[Information given — start]

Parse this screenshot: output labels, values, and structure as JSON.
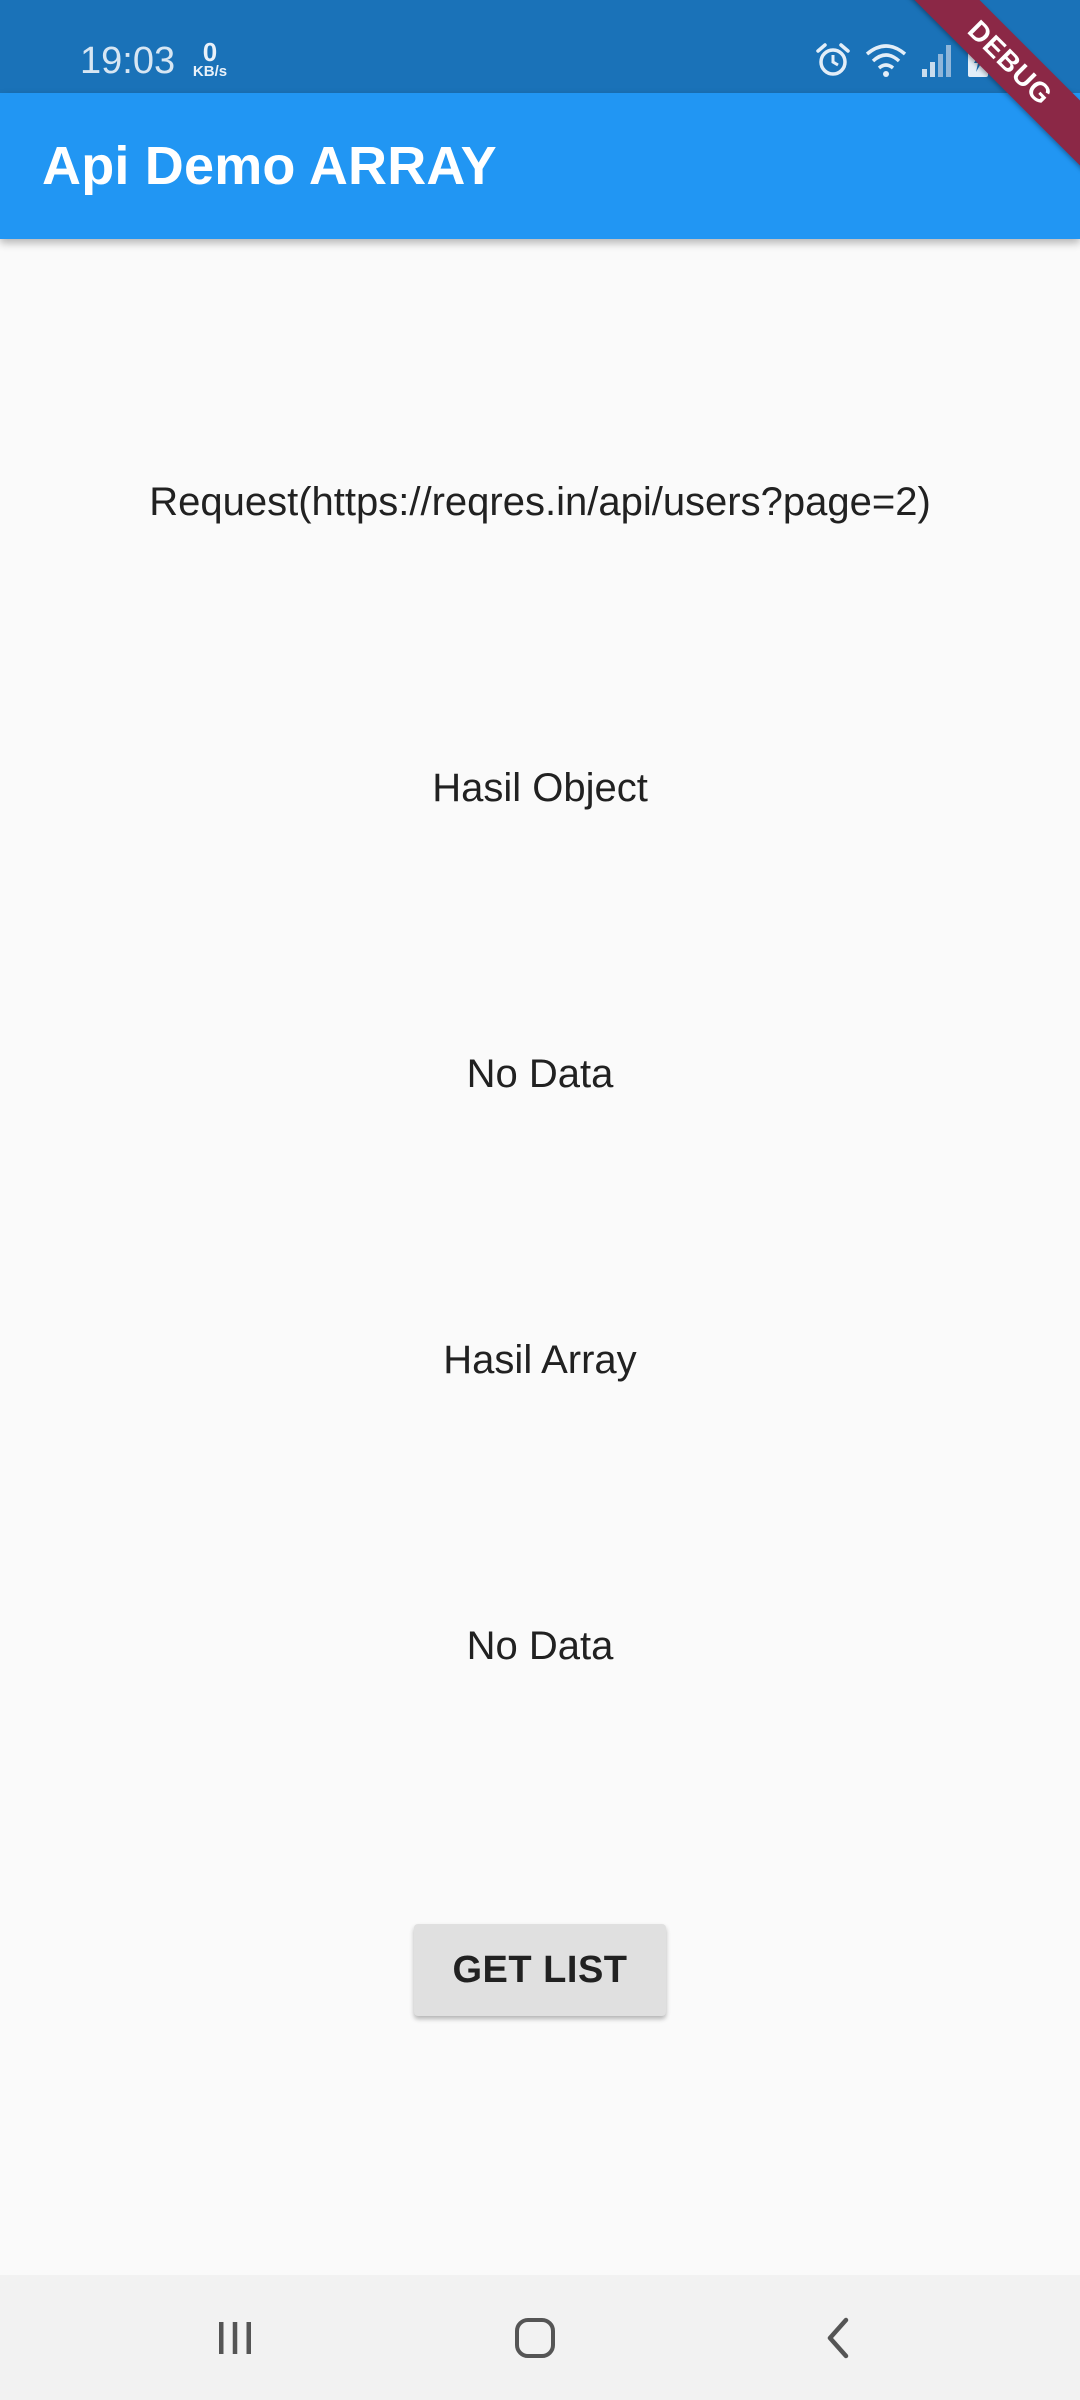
{
  "status_bar": {
    "time": "19:03",
    "net_speed": "0",
    "net_speed_unit": "KB/s",
    "icons": [
      "alarm-icon",
      "wifi-icon",
      "signal-icon",
      "battery-icon"
    ]
  },
  "debug_banner": "DEBUG",
  "app_bar": {
    "title": "Api Demo ARRAY"
  },
  "content": {
    "request_label": "Request(https://reqres.in/api/users?page=2)",
    "object_heading": "Hasil Object",
    "object_value": "No Data",
    "array_heading": "Hasil Array",
    "array_value": "No Data",
    "button_label": "GET LIST"
  },
  "nav_bar": {
    "icons": [
      "recent-apps-icon",
      "home-icon",
      "back-icon"
    ]
  },
  "colors": {
    "status_bar": "#1a72b8",
    "app_bar": "#2196f3",
    "background": "#fafafa",
    "button": "#e0e0e0",
    "debug_banner": "#8b2846"
  }
}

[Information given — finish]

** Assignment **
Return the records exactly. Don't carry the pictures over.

** Task solution **
Parse this screenshot: output labels, values, and structure as JSON.
{
  "status_bar": {
    "time": "19:03",
    "net_speed": "0",
    "net_speed_unit": "KB/s",
    "icons": [
      "alarm-icon",
      "wifi-icon",
      "signal-icon",
      "battery-icon"
    ]
  },
  "debug_banner": "DEBUG",
  "app_bar": {
    "title": "Api Demo ARRAY"
  },
  "content": {
    "request_label": "Request(https://reqres.in/api/users?page=2)",
    "object_heading": "Hasil Object",
    "object_value": "No Data",
    "array_heading": "Hasil Array",
    "array_value": "No Data",
    "button_label": "GET LIST"
  },
  "nav_bar": {
    "icons": [
      "recent-apps-icon",
      "home-icon",
      "back-icon"
    ]
  },
  "colors": {
    "status_bar": "#1a72b8",
    "app_bar": "#2196f3",
    "background": "#fafafa",
    "button": "#e0e0e0",
    "debug_banner": "#8b2846"
  }
}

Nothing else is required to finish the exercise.